Ordering those convicted of possessing child pornography to pay restitution to the victims is a hot topic receiving a lot of attention across the country. Recently, the New York Times and other national newspapers have picked up on the story of “Amy,” a woman who was sexually assaulted by her uncle as a child. Her uncle took numerous photographs of her and made videos of the abuse, which have gone viral on the Internet. Through her lawyer, Amy is seeking restitution from anyone in the country who has been convicted of possessing these images of her. Some of her petitions have been successful while others have not.
Federal courts are divided on the issue of how best to handle restitution in child pornography possession cases. Generally to award restitution, there must be a sufficient connection between the possession and the harm done to the victim (“proximate harm”), but not all courts have been willing to find such a connection exists.
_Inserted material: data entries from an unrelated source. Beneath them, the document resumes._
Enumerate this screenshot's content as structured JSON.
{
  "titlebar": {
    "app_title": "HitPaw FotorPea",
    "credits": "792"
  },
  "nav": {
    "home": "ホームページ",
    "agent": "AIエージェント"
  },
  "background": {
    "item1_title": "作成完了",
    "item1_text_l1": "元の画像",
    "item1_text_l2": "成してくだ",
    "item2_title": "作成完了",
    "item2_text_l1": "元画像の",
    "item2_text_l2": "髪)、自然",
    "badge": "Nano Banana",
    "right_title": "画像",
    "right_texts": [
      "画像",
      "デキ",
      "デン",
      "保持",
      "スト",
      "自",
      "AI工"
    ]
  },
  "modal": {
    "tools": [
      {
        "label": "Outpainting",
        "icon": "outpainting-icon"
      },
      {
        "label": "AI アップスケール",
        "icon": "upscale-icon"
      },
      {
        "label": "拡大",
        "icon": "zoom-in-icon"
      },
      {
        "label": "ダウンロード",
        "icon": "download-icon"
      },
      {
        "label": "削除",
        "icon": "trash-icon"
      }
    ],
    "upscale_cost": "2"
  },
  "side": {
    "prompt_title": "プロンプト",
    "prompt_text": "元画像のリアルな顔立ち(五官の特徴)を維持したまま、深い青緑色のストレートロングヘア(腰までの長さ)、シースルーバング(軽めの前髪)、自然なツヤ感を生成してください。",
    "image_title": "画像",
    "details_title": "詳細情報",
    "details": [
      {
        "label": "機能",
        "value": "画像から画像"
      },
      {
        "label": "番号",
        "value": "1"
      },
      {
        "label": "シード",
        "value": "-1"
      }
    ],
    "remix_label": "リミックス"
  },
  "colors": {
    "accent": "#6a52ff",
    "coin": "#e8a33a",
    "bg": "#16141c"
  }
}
For example, a federal court in Texas declined to award the payment of restitution in a child porn possession case because the court found the connection between the defendant and victim too tenuous to meet the legal standard.
Other courts, however, have been more than willing to order significant restitution awards to victims of child pornography. The average award generally amounts to a few thousand dollars, but two courts in Florida have awarded victims the full amount of requested restitution. In one of the cases, this amounted to more than $3.2 million.
Restitution and Proposition 9
Closer to home, those seeking restitution in child pornography and other criminal cases in California received a boost with the passage of Proposition 9, or Marsy’s Law, in 2008. Under Prop 9, payment of restitution is no longer discretionary, but a requirement. The law also prioritized restitution payments over all other fines and fees that the offender may legally owe, meaning that any money collected from an offender must be used towards paying restitution debt first.
Some of the other important changes enacted by Prop 9 include:
- Amending the state constitution to include a victim’s bill of rights
- Lengthening the parole hearing waiting period for people sentenced to life from five years to 15 years
- Limiting the use of state-paid defense attorneys in parole revocation hearings for indigent offenders
- Prohibiting early release programs for violent offenders
Prop 9 has been criticized for doing nothing more than giving victims’ rights they already had under California law, including rights to restitution. Others have alleged that Prop 9 will cost taxpayers hundreds of millions of dollars by keeping offenders incarcerated for longer periods of time – money that the cash-strapped state could use for more important programs.
However, those in support of Prop 9 argue that it will save the state money by reducing the number of parole hearings available to life-time offenders and limiting the use of state-funded defense attorneys. Additionally, proponents of Prop 9 argue that ordering restitution also will help save California money if the punishment is used as a substitute for longer prison sentences.
How Much is Too Much?
One of the biggest issues with requiring those convicted of child pornography possession charges to pay restitution is: how much punishment is too much?
Few are sympathetic towards the rights of convicted sex offenders, but lately there has been some push back against the plethora of laws that continue to punish those convicted of these crimes long after their sentences have been served.
For example, the California Supreme Court recently called into question the constitutionality of the state’s civil commitment laws in People v. McKee. Under these laws, those determined to be sexually violent predators could be held indefinitely by the state after their original incarceration periods have ended. The U.S. Supreme Court heard oral arguments earlier this year in a similar case concerning the constitutionality of the federal civil commitment laws under the Adam Walsh Act.
The debate over restitution in child pornography cases and other punishments against convicted sex offenders is not likely to go away any time soon. If you have questions about defending against a child pornography possession charge or other sex offense, contact an experienced criminal defense attorney.